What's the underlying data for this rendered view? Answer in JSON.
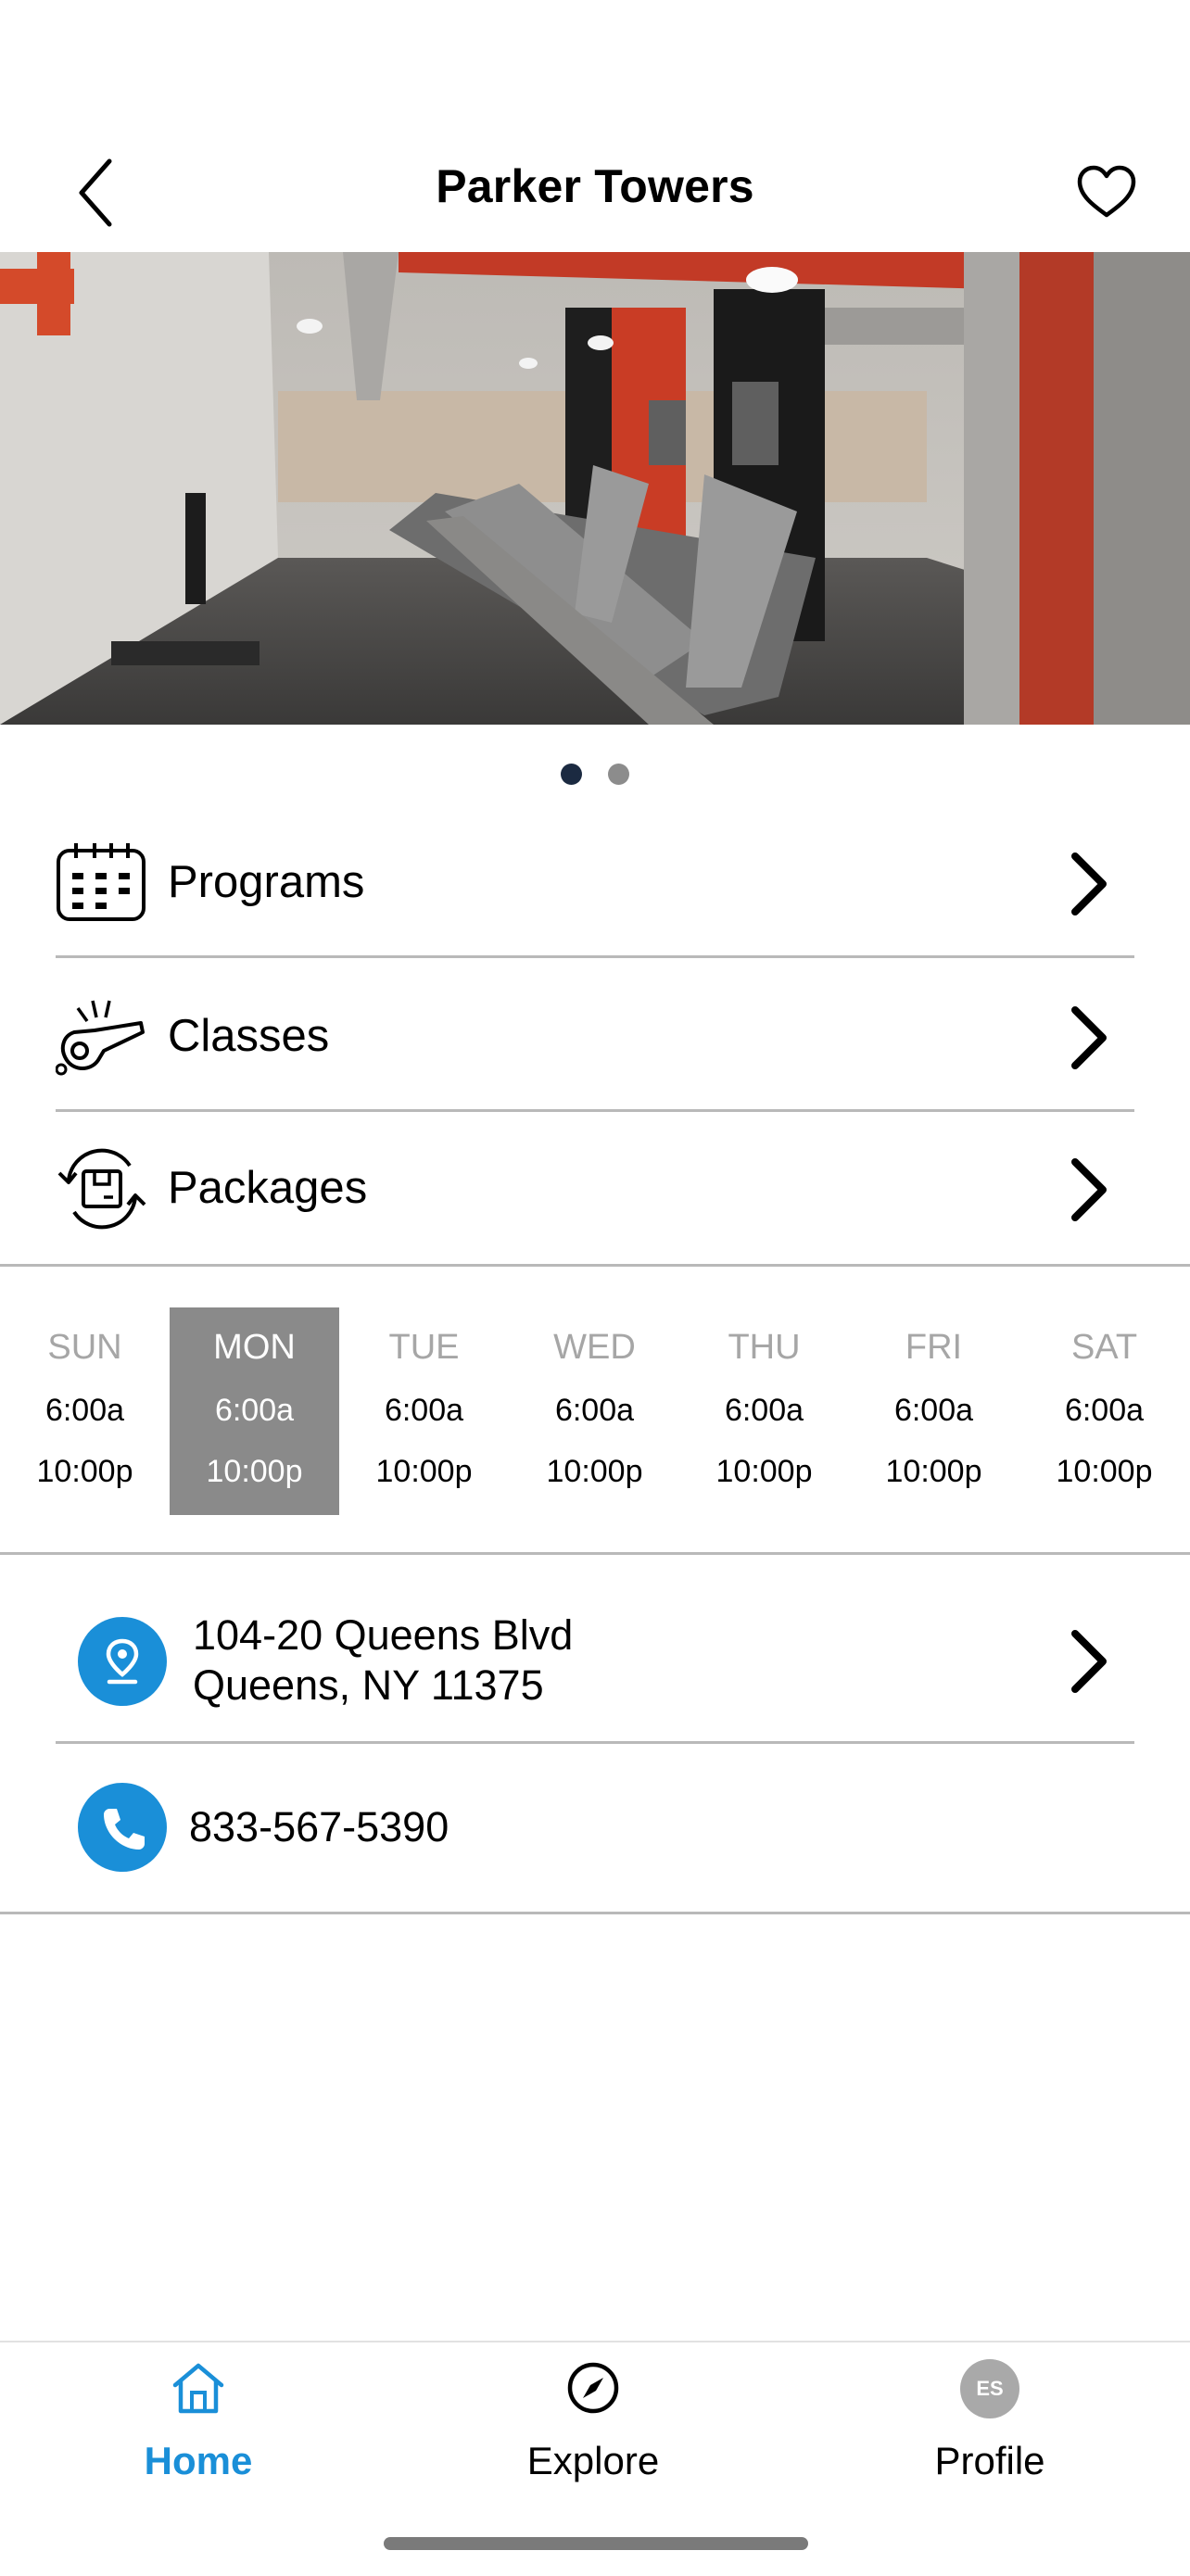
{
  "header": {
    "title": "Parker Towers",
    "back_icon": "chevron-left-icon",
    "favorite_icon": "heart-outline-icon"
  },
  "carousel": {
    "page_count": 2,
    "current_page": 1
  },
  "menu": [
    {
      "label": "Programs",
      "icon": "calendar-grid-icon"
    },
    {
      "label": "Classes",
      "icon": "whistle-icon"
    },
    {
      "label": "Packages",
      "icon": "package-cycle-icon"
    }
  ],
  "hours": [
    {
      "day": "SUN",
      "open": "6:00a",
      "close": "10:00p",
      "active": false
    },
    {
      "day": "MON",
      "open": "6:00a",
      "close": "10:00p",
      "active": true
    },
    {
      "day": "TUE",
      "open": "6:00a",
      "close": "10:00p",
      "active": false
    },
    {
      "day": "WED",
      "open": "6:00a",
      "close": "10:00p",
      "active": false
    },
    {
      "day": "THU",
      "open": "6:00a",
      "close": "10:00p",
      "active": false
    },
    {
      "day": "FRI",
      "open": "6:00a",
      "close": "10:00p",
      "active": false
    },
    {
      "day": "SAT",
      "open": "6:00a",
      "close": "10:00p",
      "active": false
    }
  ],
  "contact": {
    "address_line1": "104-20 Queens Blvd",
    "address_line2": "Queens, NY 11375",
    "phone": "833-567-5390"
  },
  "tabbar": {
    "home": "Home",
    "explore": "Explore",
    "profile": "Profile",
    "profile_initials": "ES"
  },
  "colors": {
    "accent": "#1a8fd8",
    "active_day_bg": "#8a8a8a",
    "dot_active": "#1b2a41",
    "dot_inactive": "#8c8c8c"
  }
}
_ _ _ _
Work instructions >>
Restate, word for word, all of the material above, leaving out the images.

Result of this task >>
What's the underlying data for this rendered view? Answer in JSON.
{
  "header": {
    "title": "Parker Towers",
    "back_icon": "chevron-left-icon",
    "favorite_icon": "heart-outline-icon"
  },
  "carousel": {
    "page_count": 2,
    "current_page": 1
  },
  "menu": [
    {
      "label": "Programs",
      "icon": "calendar-grid-icon"
    },
    {
      "label": "Classes",
      "icon": "whistle-icon"
    },
    {
      "label": "Packages",
      "icon": "package-cycle-icon"
    }
  ],
  "hours": [
    {
      "day": "SUN",
      "open": "6:00a",
      "close": "10:00p",
      "active": false
    },
    {
      "day": "MON",
      "open": "6:00a",
      "close": "10:00p",
      "active": true
    },
    {
      "day": "TUE",
      "open": "6:00a",
      "close": "10:00p",
      "active": false
    },
    {
      "day": "WED",
      "open": "6:00a",
      "close": "10:00p",
      "active": false
    },
    {
      "day": "THU",
      "open": "6:00a",
      "close": "10:00p",
      "active": false
    },
    {
      "day": "FRI",
      "open": "6:00a",
      "close": "10:00p",
      "active": false
    },
    {
      "day": "SAT",
      "open": "6:00a",
      "close": "10:00p",
      "active": false
    }
  ],
  "contact": {
    "address_line1": "104-20 Queens Blvd",
    "address_line2": "Queens, NY 11375",
    "phone": "833-567-5390"
  },
  "tabbar": {
    "home": "Home",
    "explore": "Explore",
    "profile": "Profile",
    "profile_initials": "ES"
  },
  "colors": {
    "accent": "#1a8fd8",
    "active_day_bg": "#8a8a8a",
    "dot_active": "#1b2a41",
    "dot_inactive": "#8c8c8c"
  }
}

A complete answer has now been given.